The best way to avoid losing your luggage is to always keep it with you. This can be difficult if you are traveling during the holidays, as there are many people and distractions. However, it is still possible to keep control of your bags by keeping them in the overhead bin or in front of you on the plane or bus. If necessary, tie-down your bag so it does not move around too much when the vehicle is moving.
If you think your luggage is lost, keep the essential items with you. This is the list of items:
If you lose your baggage claim ticket, your airline may be able to help. But not all airlines have the same policy on lost tickets.
Some will only replace a lost ticket if you pay for another one in full, while others will reimburse you for the cost of the original ticket plus any additional costs associated with recovering it (such as buying an entirely new suitcase).
If your flight was canceled and you didn’t get a replacement claim form or receipt, it is possible that your airline won't be able to help at all.
If this happens and you want to file an insurance claim against them anyway, they might require proof of purchase such as receipts or credit card statements showing where and when the fraudulent charge occurred so that they can issue the appropriate reimbursement.
If you can't find your lost baggage, there are a few steps you can take to help track it down. First, it's important to know what was in your luggage.
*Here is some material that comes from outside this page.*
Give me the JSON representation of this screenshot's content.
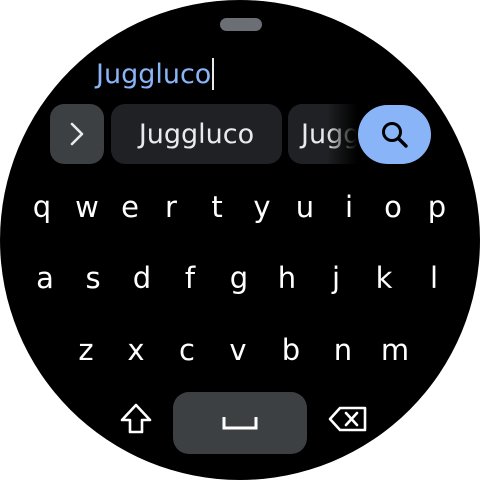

Make a list of the items in the bag (if it's a large bag, be sure to include the contents of all compartments), then take pictures of them so that if they get lost or stolen, you have proof that they belonged to you.
Next, take pictures of the outside of your bag so that if it gets stolen or misplaced by another traveler at an airport or train station, security will be able to identify it as yours and return it promptly.
The best way to avoid a lost-luggage situation is by traveling nonstop.
Nonstop flights are more expensive than indirect ones, but they're worth it if you can afford them. Nonstops are faster, more convenient, and less stressful than layovers.
If you travel with a connecting flight, there's a chance your bags will get misrouted and end up in another city.
A nonstop flight means no potential for this kind of mishap; all you have to do is go straight from point A to point B without stopping along the way!
Nonstops are also more comfortable because they don't involve changing planes at an airport. Short layovers mean sitting in uncomfortable chairs for hours on end before getting on another plane—and let's face it: that doesn't sound very pleasant at all!
To make sure that your bag doesn't disappear, it's important to prepare it correctly before you leave. If you're only traveling for one or two nights, pack everything the night before.
If you're going abroad for longer than three days, pack a week or so in advance and make sure that someone can take care of your pet in case something goes wrong with your trip.
We hope you enjoyed this post and that it helped you learn what to do when your luggage gets lost and get peace of mind.
If this happens to you, remember these tips—especially the ones about checking in early and taking care of your baggage claim tickets!
Your misplaced luggage may not be where it should be right now, but hopefully, these steps will help get it back on track.
You can share your baggage story in the comments.
Leave a Reply